Exercise aim:
Report each line of the entries that includes "structured" by copying it.

Dataset records:

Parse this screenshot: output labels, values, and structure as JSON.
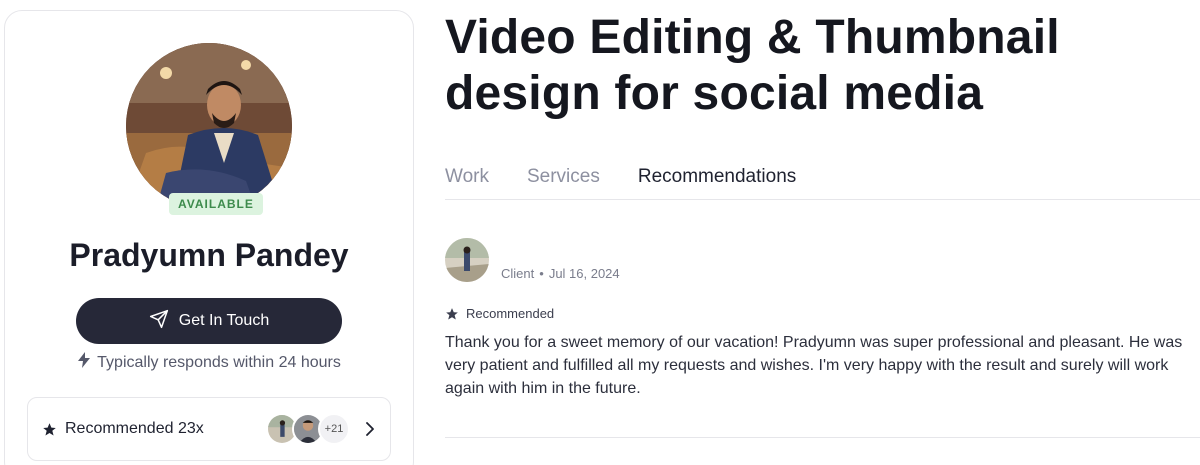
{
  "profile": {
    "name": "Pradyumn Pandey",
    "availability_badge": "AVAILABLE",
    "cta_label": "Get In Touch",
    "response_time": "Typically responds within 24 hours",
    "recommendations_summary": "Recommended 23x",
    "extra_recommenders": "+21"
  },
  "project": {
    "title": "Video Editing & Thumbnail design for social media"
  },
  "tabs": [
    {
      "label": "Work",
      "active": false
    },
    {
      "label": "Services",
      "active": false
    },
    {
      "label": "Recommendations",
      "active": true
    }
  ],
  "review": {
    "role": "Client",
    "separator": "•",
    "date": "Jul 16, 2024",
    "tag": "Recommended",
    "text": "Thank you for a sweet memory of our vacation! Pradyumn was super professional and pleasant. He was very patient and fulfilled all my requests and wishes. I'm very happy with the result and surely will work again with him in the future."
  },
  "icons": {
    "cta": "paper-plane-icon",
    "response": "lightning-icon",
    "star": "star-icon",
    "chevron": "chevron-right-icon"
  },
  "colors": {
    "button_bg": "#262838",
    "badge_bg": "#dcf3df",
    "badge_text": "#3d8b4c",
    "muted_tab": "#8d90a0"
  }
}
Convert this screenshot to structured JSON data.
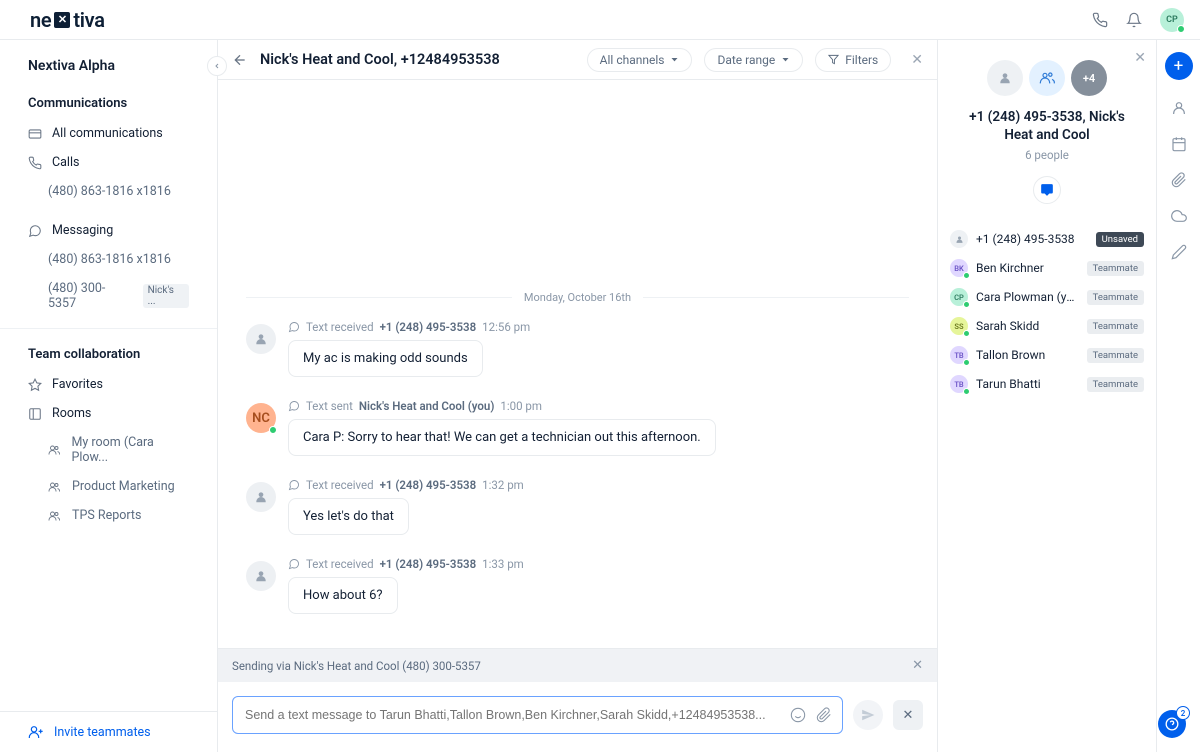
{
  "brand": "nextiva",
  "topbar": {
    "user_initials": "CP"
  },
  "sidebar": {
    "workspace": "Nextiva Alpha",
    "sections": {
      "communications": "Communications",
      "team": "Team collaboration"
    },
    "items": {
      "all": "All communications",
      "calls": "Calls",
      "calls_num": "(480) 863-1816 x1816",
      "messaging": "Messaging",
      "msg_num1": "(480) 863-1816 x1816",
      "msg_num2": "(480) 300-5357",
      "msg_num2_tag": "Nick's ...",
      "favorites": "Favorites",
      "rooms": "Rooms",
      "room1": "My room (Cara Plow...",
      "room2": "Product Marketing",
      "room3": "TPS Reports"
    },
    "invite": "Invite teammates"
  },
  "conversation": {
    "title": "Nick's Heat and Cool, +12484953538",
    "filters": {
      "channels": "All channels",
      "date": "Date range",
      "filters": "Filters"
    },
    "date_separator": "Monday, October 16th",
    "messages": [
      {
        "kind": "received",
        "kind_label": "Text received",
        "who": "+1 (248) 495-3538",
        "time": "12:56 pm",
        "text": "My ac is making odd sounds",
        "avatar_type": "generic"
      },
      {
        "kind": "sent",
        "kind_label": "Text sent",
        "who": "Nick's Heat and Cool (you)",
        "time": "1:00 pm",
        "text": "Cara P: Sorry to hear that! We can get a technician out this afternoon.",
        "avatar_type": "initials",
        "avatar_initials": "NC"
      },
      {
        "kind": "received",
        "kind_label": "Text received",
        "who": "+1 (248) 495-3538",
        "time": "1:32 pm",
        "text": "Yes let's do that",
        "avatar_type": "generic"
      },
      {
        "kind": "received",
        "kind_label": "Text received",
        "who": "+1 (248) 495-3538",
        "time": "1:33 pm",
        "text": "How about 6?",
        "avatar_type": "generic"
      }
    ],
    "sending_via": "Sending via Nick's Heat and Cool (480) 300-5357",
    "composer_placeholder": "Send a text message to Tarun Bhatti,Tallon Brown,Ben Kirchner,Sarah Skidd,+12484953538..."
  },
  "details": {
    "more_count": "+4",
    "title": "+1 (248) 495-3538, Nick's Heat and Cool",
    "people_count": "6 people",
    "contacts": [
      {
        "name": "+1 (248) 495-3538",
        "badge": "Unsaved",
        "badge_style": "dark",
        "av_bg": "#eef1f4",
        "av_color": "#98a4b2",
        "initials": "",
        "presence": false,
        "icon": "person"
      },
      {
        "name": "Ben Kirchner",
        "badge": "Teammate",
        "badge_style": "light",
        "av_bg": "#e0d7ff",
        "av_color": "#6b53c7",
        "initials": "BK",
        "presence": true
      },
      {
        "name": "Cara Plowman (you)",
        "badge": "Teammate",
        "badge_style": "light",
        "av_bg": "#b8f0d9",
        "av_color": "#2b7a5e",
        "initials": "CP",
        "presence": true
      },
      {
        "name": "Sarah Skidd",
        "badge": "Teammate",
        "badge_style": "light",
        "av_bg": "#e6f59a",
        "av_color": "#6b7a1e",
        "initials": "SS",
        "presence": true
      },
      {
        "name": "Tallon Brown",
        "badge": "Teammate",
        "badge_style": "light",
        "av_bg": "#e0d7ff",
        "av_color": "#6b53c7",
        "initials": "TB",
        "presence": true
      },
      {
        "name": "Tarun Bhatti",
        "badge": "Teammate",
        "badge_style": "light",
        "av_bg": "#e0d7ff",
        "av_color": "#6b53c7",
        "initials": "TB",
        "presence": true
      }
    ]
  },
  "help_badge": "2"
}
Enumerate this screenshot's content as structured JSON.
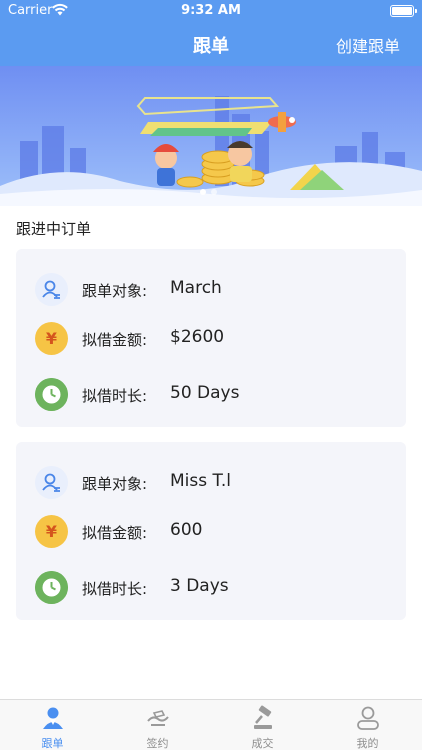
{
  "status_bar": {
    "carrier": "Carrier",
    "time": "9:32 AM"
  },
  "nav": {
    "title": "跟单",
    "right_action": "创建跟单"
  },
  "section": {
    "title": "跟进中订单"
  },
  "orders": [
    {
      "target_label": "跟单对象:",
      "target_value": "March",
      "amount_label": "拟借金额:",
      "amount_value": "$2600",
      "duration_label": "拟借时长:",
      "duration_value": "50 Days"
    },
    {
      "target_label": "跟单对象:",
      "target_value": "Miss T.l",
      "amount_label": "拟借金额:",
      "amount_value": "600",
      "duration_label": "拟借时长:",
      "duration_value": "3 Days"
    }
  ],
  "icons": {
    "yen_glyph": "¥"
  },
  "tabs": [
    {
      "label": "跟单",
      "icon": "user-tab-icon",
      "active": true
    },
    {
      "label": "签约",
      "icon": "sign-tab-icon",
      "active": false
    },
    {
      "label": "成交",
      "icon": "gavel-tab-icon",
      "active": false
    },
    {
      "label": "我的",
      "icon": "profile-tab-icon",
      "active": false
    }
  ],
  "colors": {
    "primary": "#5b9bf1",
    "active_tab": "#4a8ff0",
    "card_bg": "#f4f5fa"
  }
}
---
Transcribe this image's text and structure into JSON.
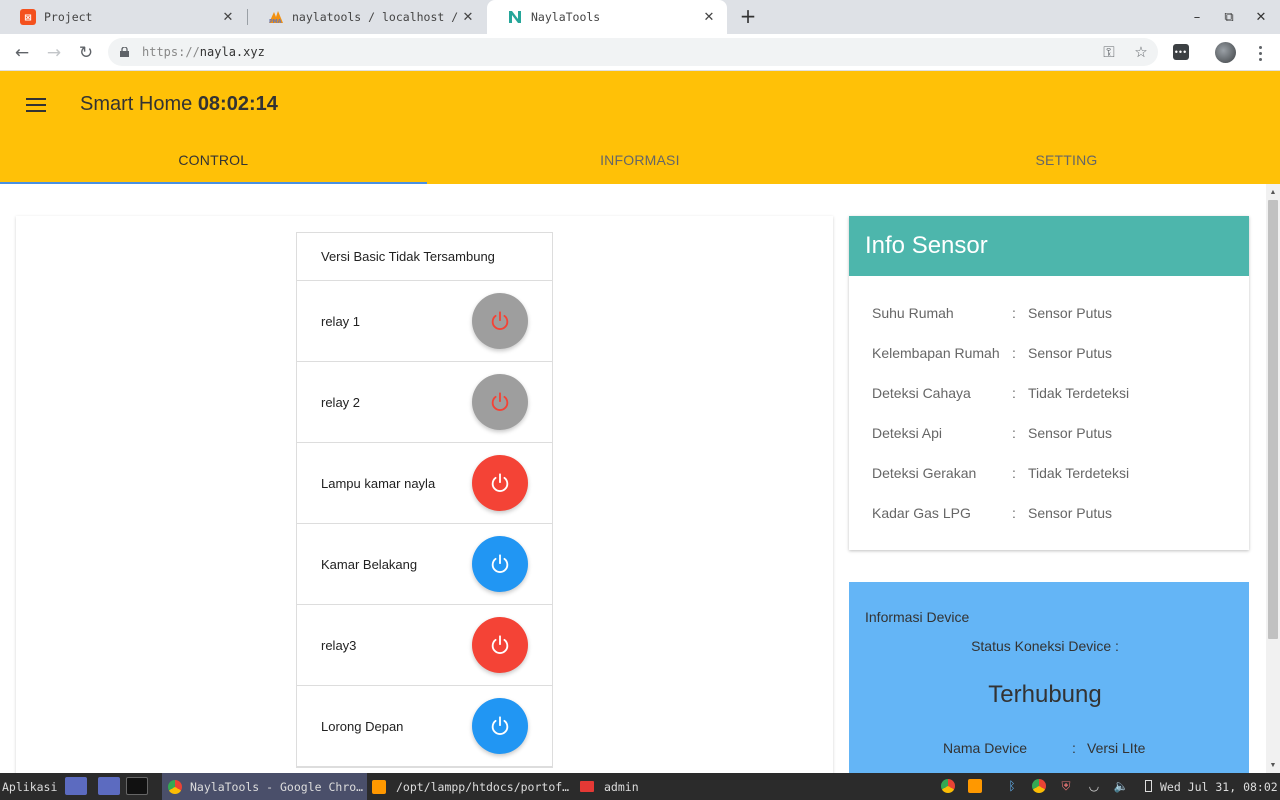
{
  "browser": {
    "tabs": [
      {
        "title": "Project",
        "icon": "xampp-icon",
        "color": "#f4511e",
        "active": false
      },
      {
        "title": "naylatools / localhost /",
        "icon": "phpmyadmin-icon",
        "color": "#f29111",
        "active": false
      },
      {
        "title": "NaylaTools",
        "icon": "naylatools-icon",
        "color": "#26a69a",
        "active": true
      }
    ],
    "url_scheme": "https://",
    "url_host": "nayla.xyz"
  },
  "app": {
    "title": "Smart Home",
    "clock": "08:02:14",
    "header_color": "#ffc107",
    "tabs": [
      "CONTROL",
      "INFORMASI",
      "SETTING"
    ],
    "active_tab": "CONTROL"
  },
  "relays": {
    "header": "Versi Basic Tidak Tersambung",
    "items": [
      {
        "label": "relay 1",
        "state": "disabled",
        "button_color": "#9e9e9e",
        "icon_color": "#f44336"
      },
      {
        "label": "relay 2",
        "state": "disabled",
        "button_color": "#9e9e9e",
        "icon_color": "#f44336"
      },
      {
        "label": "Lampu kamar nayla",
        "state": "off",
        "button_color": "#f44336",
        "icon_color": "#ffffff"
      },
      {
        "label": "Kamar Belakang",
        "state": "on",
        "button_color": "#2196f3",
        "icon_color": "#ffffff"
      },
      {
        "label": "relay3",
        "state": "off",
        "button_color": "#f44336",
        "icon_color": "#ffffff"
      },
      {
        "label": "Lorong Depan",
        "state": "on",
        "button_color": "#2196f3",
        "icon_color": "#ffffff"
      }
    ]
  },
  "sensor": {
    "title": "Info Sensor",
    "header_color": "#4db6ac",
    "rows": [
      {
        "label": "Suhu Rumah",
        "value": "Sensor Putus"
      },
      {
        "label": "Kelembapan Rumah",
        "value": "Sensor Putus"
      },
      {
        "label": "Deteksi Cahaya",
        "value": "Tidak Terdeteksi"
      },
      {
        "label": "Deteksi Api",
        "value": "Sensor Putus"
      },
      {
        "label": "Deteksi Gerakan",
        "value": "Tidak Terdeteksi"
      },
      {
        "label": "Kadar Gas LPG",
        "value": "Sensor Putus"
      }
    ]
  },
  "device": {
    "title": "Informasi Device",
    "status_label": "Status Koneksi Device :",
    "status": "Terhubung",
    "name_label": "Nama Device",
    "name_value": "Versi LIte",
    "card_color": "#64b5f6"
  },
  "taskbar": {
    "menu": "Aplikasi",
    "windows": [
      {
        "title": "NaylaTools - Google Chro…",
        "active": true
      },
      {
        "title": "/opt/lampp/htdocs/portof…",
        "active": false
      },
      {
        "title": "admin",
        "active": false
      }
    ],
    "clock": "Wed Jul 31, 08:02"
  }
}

Task solution:
Convert this screenshot to structured JSON data.
Enumerate this screenshot's content as structured JSON.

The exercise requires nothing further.